Johnston SC, Zhang H, Messina LM, Lawton MT, Dean D. Chlamydia pneumoniae burden in carotid arteries is associated with upregulation of plaque interleukin-6 and elevated C-reactive protein in serum. Arterioscler Thromb Vasc Biol. 2005;25(12):2648–2653.

27.

Chambless LE, Folson AR, Cheqq LX, et al. Carotid wall thickness is predictive of incident clinical stroke: the Atherosclerosis Risk in Communities (ARIC) study. Am J Epidemiol. 2000;151(5):478–487.

28.

Zanchetti A, Hennig M, Hollweck R, et al. Baseline values but not treatment-induced changes in carotid intima-media thickness predict incident cardiovascular events in treated hypertensive patients: findings in the European Lacidipine Study on Atherosclerosis (ELSA). Circulation. 2009;120(12):1084–1090.

29.

Sezgin AT, Sigirci A, Barutcu I, et al. Vascular endothelial function in patients with slow coronary flow. Coron Artery Dis. 2003;14(2):155–161.

30.

Nichols WW. Clinical measurement of arterial stiffness obtained from noninvasive pressure waveforms. Am J Hypertens. 2005;18(1 pt 2):3S–10S. Review.

31.

Weber T, Auer J, O’Rourke MF, et al. Arterial stiffness, wave reflections, and the risk of coronary artery disease. Circulation. 2004;109(2):184–189.

32.

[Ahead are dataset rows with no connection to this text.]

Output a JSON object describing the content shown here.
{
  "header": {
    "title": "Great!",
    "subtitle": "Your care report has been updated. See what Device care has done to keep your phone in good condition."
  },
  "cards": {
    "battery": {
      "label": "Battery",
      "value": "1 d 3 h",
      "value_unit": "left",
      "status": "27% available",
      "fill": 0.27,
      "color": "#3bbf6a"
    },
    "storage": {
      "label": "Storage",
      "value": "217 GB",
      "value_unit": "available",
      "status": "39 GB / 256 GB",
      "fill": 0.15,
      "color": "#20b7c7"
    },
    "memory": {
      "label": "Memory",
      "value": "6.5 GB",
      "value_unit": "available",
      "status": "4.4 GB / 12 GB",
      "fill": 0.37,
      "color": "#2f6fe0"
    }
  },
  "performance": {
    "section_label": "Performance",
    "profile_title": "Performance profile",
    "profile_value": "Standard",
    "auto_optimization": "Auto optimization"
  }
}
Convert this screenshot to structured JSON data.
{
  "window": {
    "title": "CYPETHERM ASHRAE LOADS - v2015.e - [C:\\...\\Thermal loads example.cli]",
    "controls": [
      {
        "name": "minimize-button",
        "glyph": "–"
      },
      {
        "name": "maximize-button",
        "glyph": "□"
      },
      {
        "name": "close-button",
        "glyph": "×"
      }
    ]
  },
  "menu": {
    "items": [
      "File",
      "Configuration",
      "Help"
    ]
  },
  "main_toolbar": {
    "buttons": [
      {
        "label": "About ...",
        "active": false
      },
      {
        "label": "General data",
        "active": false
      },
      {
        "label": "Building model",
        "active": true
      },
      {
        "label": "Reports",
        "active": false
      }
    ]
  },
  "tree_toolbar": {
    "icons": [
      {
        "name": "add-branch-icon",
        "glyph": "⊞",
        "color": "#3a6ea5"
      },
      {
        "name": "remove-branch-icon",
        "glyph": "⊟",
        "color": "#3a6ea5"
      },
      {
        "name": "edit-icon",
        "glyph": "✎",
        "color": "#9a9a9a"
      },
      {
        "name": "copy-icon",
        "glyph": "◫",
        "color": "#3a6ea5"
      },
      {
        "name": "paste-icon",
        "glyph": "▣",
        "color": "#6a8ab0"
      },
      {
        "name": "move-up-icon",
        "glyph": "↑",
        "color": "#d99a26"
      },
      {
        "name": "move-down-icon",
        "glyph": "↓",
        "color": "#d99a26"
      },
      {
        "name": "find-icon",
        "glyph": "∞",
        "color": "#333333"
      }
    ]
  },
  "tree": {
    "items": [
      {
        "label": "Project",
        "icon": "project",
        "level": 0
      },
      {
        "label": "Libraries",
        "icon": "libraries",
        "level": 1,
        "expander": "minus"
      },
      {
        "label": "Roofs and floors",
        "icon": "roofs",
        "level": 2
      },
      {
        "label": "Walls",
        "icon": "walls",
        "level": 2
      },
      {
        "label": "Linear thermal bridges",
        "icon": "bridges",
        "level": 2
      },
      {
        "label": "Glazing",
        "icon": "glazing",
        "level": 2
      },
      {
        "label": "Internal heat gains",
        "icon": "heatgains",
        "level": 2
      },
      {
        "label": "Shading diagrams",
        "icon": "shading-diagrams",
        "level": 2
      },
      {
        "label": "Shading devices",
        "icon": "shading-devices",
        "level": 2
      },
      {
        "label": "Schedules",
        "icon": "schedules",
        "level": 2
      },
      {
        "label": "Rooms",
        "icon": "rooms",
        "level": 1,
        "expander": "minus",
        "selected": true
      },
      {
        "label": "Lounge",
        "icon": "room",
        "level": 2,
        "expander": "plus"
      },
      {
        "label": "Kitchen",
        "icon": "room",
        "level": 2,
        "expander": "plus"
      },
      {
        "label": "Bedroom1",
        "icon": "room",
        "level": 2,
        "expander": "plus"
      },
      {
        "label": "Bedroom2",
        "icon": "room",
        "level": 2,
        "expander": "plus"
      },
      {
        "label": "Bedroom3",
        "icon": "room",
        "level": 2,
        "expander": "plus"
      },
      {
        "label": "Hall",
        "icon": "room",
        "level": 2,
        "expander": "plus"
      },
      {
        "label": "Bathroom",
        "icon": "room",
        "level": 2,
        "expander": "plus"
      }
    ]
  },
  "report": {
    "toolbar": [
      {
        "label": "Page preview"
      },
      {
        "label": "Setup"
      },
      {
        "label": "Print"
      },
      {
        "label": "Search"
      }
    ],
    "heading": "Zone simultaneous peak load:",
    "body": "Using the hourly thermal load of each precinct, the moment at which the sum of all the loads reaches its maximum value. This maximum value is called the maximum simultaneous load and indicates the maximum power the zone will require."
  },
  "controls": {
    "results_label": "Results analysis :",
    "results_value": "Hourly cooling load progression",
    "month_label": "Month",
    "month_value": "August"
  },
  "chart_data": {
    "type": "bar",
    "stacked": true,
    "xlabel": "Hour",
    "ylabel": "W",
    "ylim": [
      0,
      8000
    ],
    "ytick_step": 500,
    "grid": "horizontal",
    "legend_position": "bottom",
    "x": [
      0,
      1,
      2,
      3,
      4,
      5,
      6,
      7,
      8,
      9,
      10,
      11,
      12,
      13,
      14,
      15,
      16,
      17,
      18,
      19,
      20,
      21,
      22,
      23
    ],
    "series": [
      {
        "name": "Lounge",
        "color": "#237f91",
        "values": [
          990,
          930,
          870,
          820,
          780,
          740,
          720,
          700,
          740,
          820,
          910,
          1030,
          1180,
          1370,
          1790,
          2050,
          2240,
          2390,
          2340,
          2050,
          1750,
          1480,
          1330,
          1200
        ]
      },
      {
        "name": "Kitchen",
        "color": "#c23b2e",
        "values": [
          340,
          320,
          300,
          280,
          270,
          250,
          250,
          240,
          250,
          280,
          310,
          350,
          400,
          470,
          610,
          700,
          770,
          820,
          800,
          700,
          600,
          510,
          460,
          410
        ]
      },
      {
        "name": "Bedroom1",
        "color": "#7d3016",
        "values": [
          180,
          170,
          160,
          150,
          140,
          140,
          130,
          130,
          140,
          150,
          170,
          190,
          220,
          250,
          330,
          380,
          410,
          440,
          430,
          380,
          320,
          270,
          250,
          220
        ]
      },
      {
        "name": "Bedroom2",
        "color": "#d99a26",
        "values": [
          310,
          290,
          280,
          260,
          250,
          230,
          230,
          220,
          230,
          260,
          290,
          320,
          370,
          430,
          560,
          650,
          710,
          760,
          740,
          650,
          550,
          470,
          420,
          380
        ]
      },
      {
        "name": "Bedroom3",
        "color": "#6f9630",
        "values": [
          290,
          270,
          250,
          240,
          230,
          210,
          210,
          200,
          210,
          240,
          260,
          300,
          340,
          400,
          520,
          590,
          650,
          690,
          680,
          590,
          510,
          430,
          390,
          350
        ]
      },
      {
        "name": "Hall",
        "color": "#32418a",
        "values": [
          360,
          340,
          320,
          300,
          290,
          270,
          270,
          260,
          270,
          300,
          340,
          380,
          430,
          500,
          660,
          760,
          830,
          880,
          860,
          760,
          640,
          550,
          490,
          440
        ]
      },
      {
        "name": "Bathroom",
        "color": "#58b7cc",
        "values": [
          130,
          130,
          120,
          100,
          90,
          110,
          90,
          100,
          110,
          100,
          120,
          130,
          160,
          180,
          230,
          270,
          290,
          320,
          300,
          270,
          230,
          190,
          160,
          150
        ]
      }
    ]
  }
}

Woodman RJ, Watts GF. Measurement and application of arterial stiffness in clinical research: focus on new methodologies and diabetes mellitus. Med Sci Monit. 2003;9(5):RA81–RA89. Review.

33.

Lacombe F, Dart A, Dewar E, Jennings G, Cameron J, Laufer E. Arterial elastic properties in man: a comparison of echo-Doppler indices of aortic stiffness. Eur Heart J. 1992;13(8):1040–1045.

34.

Oliver JJ, Webb DJ. Noninvasive assessment of arterial stiffness and risk of atherosclerotic events. Arterioscler Thromb Vasc Biol. 2003;23(4):554–566.

Creative Commons License This work is published and licensed by Dove Medical Press Limited. The full terms of this license are available at https://www.dovepress.com/terms.php and incorporate the Creative Commons Attribution - Non Commercial (unported, v3.0) License. By accessing the work you hereby accept the Terms. Non-commercial uses of the work are permitted without any further permission from Dove Medical Press Limited, provided the work is properly attributed. For permission for commercial use of this work, please see paragraphs 4.2 and 5 of our Terms.

Download Article [PDF]